Mr Prospector on Mr Prospector Explosion
(Image : US Eventing / DeskPic)
“RECIPE FOR AN EXPLOSION”
There was a time when breeders across the length and breadth of the United States advocated against line-breeding (or inbreeding) to the Raise A Native tribe in general, and specifically to Mr. Prospector. The theory was that, as both were somewhat fragile at the races, they were bound to reproduce this in their progeny, and so breeders tended to heed the fad as though it was a religion. It took people in faraway places (like ourselves) to pooh-pooh the theory, not because we knew otherwise, but because we were more into practicalities than “old wives tales”, and couldn’t understand the reluctance when breeding two sound horses to one another.

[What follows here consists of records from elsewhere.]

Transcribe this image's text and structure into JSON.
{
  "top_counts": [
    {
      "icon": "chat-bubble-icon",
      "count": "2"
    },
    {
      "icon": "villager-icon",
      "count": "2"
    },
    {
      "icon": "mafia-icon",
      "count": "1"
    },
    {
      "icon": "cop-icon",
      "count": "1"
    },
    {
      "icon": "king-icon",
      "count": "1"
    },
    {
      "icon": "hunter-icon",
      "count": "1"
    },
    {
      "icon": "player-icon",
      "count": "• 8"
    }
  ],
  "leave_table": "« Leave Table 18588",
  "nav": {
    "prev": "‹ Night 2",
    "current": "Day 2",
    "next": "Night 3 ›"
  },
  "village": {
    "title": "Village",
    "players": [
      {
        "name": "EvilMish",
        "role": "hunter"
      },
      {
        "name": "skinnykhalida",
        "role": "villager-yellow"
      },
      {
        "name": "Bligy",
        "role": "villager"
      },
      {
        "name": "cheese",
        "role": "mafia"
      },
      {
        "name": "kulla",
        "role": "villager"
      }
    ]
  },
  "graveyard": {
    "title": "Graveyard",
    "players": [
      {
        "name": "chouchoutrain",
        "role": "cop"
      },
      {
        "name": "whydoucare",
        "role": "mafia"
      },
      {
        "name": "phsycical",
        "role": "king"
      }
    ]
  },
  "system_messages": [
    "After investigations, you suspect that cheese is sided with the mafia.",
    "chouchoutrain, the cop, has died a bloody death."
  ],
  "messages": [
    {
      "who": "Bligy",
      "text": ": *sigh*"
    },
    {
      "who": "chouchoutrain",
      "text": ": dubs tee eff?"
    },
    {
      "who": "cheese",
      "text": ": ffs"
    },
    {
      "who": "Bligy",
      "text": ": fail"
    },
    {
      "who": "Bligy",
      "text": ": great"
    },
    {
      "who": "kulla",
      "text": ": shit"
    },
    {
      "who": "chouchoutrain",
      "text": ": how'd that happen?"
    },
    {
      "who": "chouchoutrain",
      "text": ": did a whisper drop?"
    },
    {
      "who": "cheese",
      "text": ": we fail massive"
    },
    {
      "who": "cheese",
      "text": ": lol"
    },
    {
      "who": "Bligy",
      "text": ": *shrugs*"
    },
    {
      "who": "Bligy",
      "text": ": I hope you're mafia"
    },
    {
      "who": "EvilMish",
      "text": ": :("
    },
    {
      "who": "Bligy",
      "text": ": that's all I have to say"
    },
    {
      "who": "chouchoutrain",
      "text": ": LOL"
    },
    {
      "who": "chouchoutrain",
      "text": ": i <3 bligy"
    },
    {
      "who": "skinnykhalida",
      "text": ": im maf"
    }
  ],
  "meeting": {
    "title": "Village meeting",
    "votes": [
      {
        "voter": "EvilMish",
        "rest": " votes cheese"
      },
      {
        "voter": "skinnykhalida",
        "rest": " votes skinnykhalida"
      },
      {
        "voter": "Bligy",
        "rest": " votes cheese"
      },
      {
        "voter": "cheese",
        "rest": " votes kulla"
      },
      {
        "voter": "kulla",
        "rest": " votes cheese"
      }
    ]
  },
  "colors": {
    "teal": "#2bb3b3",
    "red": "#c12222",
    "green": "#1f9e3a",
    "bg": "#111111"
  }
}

Of course, the tables have turned 360 degrees, and Americans line-breed the tribe to death these days. The latest example lies in Kentucky Derby hero, Animal Kingdom’s vanquisher in the third leg of the Triple Crown, the Belmont Stakes, Ruler On Ice, who is by a grandson of Mr. Prospector (by Raise A Native) out of a granddaughter of Alydar (by Raise A Native). The outcome, Ruler On Ice, didn’t only take down the flag of Animal Kingdom in the race (the latter was unfortunate in almost coming down in the early stages of the race), but he also counted among his victims, the Preakness winner, Shackleford.
Interestingly, the Belmont hero is a product of a breeding partnership comprised of two Ph.Ds, Rob Whiteley and Pam Robinson, the former of whom designs the matings, while Pam does the raising.
“I’m a major proponent of mating mares to stallions with physical considerations in order to maximize athleticism.” Whiteley said. “I start with the physical mating first and then go to the pedigree consideration. In the case of Roman Ruler (the winner’s sire) and Champagne Glow, they fit well together - type to type, frame to frame. Both were extremely athletic and had great depth in their families by way of their inbreeding patterns. I was one of the first to recognise the potential of inbreeding to Raise A Native,” Whiteley said. “It was taboo when I got in the horse business”.
Interestingly, the Mr. Prospector line has been all-dominant in what Americans call the “true test of champions”, the nickname for the Belmont. A quick glance at recent winners emanating from this line, lies in the male line chart below.